Firestone covers a lot of ground in a fresh way. She has a theory of totality.

The Dialectic of Sex puts forward a stages theory of human society that owes a great deal to Engels - and I like Engels, so no complaints there. And since there weren't any existing radical feminist utopian blueprints when she wrote Dialectic, in the last chapter of the book, Firestone proposes what a non-sexist society would look like: households, not families; collective child-rearing rather than parents; free love within a society free of gender norms.  In short, a communist future, although perhaps not the one envisioned by many male Marxist-Leninists. 

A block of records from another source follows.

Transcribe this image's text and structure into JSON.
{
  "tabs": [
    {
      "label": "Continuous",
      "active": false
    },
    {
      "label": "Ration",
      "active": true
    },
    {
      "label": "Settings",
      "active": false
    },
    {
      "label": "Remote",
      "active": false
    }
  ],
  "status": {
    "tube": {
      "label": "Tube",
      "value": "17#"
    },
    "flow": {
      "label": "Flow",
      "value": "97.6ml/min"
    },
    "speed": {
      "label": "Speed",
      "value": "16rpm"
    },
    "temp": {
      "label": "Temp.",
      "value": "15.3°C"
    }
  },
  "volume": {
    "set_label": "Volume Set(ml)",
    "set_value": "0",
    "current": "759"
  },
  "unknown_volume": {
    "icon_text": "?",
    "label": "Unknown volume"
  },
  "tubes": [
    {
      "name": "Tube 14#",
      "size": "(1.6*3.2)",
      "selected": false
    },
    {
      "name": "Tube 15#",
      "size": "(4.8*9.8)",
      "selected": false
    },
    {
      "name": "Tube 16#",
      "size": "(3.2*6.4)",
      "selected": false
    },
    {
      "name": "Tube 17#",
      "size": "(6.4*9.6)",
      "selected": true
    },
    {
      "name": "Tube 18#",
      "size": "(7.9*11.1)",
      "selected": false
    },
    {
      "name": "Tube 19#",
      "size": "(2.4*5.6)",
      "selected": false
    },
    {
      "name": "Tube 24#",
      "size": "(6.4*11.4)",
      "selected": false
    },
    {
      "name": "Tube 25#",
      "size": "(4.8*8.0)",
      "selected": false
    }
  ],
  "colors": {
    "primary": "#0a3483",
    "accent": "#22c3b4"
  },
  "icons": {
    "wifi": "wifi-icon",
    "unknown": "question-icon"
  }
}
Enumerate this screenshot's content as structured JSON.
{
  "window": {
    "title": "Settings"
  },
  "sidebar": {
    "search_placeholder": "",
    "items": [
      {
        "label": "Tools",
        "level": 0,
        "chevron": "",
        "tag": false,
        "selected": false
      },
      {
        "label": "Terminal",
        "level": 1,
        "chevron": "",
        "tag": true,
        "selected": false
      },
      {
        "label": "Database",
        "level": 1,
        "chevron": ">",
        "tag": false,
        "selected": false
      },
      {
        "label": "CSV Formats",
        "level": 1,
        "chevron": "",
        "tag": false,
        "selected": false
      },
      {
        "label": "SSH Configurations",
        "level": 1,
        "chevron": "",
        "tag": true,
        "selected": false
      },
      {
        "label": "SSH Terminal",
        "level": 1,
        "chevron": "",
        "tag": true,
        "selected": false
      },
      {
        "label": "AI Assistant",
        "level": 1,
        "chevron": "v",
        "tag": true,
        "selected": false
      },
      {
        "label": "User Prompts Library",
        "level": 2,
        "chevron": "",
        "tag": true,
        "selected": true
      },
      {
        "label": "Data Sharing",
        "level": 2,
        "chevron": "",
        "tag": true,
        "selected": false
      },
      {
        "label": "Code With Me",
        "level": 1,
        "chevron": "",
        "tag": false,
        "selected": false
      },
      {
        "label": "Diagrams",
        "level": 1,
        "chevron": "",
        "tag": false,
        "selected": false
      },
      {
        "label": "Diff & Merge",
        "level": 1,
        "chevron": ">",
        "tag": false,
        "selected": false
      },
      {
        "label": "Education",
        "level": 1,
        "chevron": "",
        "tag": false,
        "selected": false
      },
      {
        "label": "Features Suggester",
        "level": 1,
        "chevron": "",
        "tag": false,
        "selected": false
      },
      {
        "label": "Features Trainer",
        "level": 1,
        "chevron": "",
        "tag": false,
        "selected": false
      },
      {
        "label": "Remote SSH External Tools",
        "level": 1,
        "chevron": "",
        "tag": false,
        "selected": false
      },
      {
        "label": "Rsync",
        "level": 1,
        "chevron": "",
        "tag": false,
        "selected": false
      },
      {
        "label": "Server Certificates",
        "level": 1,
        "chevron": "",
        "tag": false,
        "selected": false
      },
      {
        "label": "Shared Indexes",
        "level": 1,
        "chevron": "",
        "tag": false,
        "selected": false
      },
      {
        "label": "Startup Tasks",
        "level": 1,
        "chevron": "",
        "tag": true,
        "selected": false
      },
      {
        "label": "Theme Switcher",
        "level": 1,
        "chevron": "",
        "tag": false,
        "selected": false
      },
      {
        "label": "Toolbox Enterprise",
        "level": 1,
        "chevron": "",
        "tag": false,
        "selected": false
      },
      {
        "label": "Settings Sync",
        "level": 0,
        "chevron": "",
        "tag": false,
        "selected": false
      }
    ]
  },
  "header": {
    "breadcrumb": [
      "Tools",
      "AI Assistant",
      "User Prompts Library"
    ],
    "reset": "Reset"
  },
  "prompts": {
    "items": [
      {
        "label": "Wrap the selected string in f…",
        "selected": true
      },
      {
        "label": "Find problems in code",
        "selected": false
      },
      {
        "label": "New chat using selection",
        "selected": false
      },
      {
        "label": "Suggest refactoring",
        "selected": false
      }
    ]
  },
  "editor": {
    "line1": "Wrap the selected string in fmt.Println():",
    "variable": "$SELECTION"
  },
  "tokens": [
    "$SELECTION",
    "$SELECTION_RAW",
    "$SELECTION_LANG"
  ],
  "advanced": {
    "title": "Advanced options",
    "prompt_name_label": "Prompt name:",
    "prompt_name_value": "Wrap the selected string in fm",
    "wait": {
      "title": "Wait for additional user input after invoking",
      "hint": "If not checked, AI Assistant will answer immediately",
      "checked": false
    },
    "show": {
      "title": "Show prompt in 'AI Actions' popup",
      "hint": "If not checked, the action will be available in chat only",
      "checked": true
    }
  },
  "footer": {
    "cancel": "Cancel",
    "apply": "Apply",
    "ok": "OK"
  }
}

One can argue with whether certain elements for the future society would actually work, but one thing seems pretty clear: this radical feminism has very little to do with the contemporary brand of essentialism and transphobia peddled as radical feminism by the likes of J.K. Rowling and others. Rather, it points towards some of the futures proposed by Samuel R. Delany (Triton, Dhalgren, The Stars in My Pocket Like Grains of Sand) and Cecelia Holland (Floating Worlds). 

Science fiction, not fantasy. Pointing toward the future.